**SOURCE DATA:**
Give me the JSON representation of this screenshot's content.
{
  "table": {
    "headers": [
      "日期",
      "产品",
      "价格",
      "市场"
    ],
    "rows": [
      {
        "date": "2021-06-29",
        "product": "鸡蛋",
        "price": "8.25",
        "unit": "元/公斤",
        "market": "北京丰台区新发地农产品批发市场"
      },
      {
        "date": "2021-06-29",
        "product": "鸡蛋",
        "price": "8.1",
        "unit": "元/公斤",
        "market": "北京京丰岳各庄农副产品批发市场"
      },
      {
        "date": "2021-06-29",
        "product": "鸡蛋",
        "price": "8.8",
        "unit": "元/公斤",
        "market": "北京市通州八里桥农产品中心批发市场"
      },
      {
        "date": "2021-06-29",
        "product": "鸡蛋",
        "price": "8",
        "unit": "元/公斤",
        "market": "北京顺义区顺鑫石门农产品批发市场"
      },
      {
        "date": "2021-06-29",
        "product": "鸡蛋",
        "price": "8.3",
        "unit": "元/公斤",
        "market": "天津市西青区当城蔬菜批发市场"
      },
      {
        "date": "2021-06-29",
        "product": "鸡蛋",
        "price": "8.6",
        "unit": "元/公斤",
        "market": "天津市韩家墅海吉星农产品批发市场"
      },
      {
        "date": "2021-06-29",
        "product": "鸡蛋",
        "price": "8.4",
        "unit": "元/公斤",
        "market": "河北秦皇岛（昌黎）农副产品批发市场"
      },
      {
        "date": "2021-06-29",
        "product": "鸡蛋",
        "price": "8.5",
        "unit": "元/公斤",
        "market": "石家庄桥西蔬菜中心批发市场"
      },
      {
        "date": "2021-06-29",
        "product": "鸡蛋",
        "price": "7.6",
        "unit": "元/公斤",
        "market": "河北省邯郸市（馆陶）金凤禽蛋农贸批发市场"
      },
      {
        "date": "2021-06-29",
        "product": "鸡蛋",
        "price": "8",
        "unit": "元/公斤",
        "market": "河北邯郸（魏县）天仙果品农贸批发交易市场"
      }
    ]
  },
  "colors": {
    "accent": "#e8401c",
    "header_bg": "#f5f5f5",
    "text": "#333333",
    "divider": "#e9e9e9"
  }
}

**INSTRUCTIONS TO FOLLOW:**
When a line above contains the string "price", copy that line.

**TASK OUTPUT:**
        "price": "8.25",
        "price": "8.1",
        "price": "8.8",
        "price": "8",
        "price": "8.3",
        "price": "8.6",
        "price": "8.4",
        "price": "8.5",
        "price": "7.6",
        "price": "8",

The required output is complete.